_ACTION ITEM_:
Report how many lines in the data below hold the string "rest". Nothing else should appear in the answer.

_PROVIDED RECORDS_:
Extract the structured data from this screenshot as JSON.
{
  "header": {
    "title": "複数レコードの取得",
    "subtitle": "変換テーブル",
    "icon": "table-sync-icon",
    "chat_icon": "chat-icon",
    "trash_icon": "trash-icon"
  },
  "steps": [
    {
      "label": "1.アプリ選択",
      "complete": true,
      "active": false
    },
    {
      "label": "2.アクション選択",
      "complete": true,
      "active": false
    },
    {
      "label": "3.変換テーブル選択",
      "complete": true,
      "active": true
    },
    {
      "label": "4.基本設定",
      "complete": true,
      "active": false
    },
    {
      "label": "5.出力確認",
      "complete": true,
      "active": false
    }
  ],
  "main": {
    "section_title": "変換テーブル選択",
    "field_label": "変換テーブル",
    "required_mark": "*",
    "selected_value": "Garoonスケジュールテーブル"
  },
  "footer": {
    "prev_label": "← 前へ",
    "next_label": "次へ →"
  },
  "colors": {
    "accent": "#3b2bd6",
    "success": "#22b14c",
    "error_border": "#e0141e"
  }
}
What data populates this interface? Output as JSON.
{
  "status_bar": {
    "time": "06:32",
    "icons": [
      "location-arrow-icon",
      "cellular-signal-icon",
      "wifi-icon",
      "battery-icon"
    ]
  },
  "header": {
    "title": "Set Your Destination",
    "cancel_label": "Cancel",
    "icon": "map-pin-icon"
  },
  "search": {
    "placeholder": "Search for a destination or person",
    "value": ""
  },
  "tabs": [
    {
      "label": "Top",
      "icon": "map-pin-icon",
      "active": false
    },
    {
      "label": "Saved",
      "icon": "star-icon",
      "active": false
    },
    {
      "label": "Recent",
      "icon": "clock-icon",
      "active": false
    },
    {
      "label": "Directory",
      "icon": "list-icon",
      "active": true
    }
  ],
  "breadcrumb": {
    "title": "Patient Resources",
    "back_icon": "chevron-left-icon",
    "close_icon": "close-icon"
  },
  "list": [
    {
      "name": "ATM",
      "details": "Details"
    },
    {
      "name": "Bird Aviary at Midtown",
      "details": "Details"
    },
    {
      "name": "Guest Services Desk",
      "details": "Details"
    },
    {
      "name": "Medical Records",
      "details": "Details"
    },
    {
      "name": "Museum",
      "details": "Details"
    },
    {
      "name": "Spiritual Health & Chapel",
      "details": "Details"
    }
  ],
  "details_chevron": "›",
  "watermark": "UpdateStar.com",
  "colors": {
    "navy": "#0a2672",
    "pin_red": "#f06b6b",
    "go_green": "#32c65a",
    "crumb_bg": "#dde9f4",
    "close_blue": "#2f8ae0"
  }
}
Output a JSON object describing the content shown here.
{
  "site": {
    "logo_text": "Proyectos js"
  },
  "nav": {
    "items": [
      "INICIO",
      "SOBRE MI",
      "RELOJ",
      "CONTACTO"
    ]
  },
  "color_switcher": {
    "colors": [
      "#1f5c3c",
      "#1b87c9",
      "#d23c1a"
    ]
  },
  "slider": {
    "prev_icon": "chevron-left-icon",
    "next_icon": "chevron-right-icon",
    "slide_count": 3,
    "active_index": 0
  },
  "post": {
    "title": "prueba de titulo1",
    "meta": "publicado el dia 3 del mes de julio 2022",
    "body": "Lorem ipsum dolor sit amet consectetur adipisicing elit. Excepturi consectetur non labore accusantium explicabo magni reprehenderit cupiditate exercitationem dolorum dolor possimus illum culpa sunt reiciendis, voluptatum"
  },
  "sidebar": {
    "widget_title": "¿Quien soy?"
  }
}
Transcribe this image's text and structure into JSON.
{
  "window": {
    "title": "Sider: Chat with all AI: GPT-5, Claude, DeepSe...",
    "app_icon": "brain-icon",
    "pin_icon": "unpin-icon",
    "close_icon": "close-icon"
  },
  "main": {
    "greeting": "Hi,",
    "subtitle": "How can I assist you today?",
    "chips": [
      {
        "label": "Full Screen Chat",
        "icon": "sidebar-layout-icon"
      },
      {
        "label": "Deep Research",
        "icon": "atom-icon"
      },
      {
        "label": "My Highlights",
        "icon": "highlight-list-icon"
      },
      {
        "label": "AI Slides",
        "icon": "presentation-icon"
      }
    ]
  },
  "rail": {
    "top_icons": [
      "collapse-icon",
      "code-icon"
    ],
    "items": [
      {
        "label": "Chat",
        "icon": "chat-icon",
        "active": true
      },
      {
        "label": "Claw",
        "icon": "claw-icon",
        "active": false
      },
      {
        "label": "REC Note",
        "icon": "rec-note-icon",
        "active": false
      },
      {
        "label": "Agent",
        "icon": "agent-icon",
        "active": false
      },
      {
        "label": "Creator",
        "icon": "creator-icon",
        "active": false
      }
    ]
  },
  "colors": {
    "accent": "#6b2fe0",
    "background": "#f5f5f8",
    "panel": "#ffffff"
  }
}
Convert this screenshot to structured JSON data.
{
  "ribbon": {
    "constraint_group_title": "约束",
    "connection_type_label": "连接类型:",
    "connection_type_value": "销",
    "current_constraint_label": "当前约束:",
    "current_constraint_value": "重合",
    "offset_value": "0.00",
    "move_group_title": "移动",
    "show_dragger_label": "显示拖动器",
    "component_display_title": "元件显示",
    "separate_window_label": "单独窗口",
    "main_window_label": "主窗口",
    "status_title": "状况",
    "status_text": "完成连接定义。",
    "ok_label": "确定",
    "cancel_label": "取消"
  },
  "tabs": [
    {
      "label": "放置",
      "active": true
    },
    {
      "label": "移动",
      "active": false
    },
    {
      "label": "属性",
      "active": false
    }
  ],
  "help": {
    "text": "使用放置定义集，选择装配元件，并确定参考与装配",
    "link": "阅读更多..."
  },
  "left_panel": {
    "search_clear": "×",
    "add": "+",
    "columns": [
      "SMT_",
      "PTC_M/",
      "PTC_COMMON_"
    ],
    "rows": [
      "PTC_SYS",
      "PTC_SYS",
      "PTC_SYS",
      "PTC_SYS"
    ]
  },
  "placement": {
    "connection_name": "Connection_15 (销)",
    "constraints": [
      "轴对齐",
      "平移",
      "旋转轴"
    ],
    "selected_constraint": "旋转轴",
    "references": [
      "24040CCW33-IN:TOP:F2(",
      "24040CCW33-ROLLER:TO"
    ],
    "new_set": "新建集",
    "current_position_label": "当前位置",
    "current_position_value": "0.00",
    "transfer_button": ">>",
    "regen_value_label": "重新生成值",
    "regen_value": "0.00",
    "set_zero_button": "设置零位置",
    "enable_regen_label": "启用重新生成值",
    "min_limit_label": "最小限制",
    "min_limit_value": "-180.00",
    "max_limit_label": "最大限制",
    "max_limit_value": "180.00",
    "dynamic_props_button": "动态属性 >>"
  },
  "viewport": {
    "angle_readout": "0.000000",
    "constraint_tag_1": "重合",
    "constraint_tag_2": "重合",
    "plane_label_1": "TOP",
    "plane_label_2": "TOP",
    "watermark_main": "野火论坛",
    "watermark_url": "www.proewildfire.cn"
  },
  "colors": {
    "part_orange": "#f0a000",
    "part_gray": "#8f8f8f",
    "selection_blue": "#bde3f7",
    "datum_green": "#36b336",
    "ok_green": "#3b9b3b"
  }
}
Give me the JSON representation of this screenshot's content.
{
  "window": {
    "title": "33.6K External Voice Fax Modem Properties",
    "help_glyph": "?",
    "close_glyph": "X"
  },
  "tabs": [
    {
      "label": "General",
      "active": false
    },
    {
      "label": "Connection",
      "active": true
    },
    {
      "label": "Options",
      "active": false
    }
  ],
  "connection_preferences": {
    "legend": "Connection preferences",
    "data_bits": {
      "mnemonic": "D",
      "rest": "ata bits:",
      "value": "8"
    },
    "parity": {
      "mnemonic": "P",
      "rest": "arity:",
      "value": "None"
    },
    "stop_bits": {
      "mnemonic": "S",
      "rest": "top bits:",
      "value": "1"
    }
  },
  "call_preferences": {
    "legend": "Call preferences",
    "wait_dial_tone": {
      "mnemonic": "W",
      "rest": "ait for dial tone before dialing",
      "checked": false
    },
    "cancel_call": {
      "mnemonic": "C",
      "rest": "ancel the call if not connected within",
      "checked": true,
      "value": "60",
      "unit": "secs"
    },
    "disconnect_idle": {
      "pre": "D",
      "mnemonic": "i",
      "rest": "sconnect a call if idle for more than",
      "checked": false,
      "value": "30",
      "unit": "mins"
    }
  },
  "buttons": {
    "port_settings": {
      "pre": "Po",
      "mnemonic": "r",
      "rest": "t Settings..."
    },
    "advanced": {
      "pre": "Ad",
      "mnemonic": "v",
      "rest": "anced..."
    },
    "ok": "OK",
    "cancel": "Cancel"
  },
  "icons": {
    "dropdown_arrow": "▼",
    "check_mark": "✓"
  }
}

_ANSWER TO THIS PROBLEM_:
8